    This topic of alcohol and teenagers has taken on very serious adverse events, including clogging up EDs in hospitals.
    Many blame the teenagers, others blame it on their parents, yet others philosophise about joblessness, broken homes, and so on.
    Having grandchildren myself, all of whom want to do the right thing with regard to alcohol drinking, they satisfy themselves that they are legally of age to consume alcohol, hence they are not doing anything illegal, they do not drink to get drunk, so morally it is OK, they are socioeconomically able to purchase and consume alchohol, so they are OK. BUT has anyone ever made teenagers aware of the medical/health dangers of drinking alcohol in this ‘legal’ age of 18? Let aside the binge-drinking side of the picture? By this I mean not just the alcohol-fuelled violence, the trauma, the motor vehicle accidents, the deaths and disabilities, but the true effect of alcohol consumption by teenagers on their various bodily systems in not just the short term but also the long-term effects of alcholism; such effects that include their central nervous system, gastrointestinal system and other bodily systems.
    I fully support those who want to raise the legal age to 21 years, and I fully support the federal government in its initiative to make such information available to our teenagers, and I fully believe that our sensible and sensitive teenagers will respond favourably.

  3. "Experienced G P" says:

    Young people today experience insecurity and rejection in record numbers. Jobs aren’t easy to find and an application followed by a rejection is hard to bear. Alcohol gives these disappointed young people a momentary escape from gloomy introspection and depression.
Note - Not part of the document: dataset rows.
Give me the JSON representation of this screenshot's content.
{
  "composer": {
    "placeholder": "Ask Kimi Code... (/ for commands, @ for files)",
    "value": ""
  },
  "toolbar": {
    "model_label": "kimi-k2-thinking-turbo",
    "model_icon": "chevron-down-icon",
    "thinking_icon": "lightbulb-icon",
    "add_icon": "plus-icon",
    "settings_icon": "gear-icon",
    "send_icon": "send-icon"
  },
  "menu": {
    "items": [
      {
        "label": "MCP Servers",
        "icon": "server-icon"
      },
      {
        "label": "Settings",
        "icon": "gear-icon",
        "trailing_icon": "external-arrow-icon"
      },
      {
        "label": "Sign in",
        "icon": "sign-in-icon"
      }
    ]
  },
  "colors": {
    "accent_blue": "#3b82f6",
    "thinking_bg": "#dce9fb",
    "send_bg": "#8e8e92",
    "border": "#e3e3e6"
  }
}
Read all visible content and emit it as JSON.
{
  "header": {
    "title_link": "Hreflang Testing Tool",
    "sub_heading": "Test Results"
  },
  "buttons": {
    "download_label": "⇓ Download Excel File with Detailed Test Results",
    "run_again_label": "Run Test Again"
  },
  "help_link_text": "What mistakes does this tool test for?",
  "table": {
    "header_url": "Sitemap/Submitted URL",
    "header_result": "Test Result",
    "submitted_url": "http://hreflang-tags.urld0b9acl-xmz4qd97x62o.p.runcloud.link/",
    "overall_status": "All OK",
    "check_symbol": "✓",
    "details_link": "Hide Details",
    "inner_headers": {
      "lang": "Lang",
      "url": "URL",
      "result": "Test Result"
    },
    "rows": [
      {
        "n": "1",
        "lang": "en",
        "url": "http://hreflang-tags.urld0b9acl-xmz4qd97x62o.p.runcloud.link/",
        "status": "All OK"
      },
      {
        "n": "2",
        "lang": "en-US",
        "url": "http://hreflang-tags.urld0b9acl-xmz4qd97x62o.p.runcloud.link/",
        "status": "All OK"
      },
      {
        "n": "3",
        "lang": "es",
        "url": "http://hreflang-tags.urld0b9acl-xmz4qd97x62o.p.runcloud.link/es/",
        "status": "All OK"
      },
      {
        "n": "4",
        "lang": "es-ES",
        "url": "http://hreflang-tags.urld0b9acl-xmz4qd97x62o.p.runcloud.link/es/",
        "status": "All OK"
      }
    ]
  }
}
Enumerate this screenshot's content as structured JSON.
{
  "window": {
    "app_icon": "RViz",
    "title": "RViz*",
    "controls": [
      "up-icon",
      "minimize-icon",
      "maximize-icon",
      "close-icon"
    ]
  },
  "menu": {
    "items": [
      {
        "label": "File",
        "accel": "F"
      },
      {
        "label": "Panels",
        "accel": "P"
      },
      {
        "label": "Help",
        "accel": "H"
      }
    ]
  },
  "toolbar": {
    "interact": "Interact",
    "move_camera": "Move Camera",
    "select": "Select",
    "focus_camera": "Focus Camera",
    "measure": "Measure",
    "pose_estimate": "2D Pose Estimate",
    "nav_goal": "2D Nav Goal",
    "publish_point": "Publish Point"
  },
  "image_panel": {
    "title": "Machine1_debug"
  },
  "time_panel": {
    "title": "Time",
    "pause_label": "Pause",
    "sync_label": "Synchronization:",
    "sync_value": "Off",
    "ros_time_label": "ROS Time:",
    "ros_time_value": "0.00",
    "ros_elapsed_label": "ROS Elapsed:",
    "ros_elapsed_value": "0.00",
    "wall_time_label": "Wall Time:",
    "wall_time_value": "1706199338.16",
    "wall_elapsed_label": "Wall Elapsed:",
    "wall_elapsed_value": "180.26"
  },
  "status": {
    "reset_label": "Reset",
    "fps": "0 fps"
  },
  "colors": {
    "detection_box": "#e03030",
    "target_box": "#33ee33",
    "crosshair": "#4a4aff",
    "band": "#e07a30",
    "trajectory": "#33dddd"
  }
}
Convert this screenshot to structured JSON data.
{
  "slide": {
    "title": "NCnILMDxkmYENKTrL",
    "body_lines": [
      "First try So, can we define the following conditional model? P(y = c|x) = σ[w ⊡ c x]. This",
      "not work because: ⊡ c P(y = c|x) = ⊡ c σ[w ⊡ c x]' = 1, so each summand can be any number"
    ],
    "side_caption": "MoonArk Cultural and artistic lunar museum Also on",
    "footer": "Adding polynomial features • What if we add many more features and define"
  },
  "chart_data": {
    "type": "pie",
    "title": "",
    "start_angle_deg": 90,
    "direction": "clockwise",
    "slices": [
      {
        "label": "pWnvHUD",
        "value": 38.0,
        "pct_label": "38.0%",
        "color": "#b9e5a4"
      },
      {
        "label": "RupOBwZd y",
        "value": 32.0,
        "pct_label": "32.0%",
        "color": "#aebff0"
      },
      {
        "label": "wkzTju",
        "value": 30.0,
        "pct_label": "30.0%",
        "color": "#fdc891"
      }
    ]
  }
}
Pubs are places which they can access without too much fuss and no one is likely to question their presence-they feel somehow accepted in these surroundings.
    Are there alternatives to socialising in pubs? Maybe, but joining a club involves another application or a religious or other commitment.
    The problem, like Mental Health, will get worse unless the plight of our unemployed, unhappy youth is faced and treated with understanding instead of contempt.

  4. Bruni Brewin says:

    I am beginning to feel that I should be in line for the skeptic of the year award. All of the above makes sense, yet again those that do not abuse the system of a glass or two of wine at dinner will suffer as well. When will it stop that one solution fits all?
    If our main problem (which seems to be the case) is weekend nights out, why can’t we put the onus on the venues to allow a person in, they can only purchase X-amount (deemed appropriate) of tickets for drinks at the door.
    There are a lot of alcoholics that don’t even hit the hospitals, and like gamblers it will be their families that will suffer as the amount of food at the table dwindles as their needs are too great to give drink away.
    Yes, it will cut down the drinking purchasing. But it will be the ‘responsible people’ who we disadvantage. Responsible people will say; “We can no longer afford to drink.” ‘Irresponsible people’ will continue to find a way to afford that drink.

Leave a Reply

Your email address will not be published. Required fields are marked *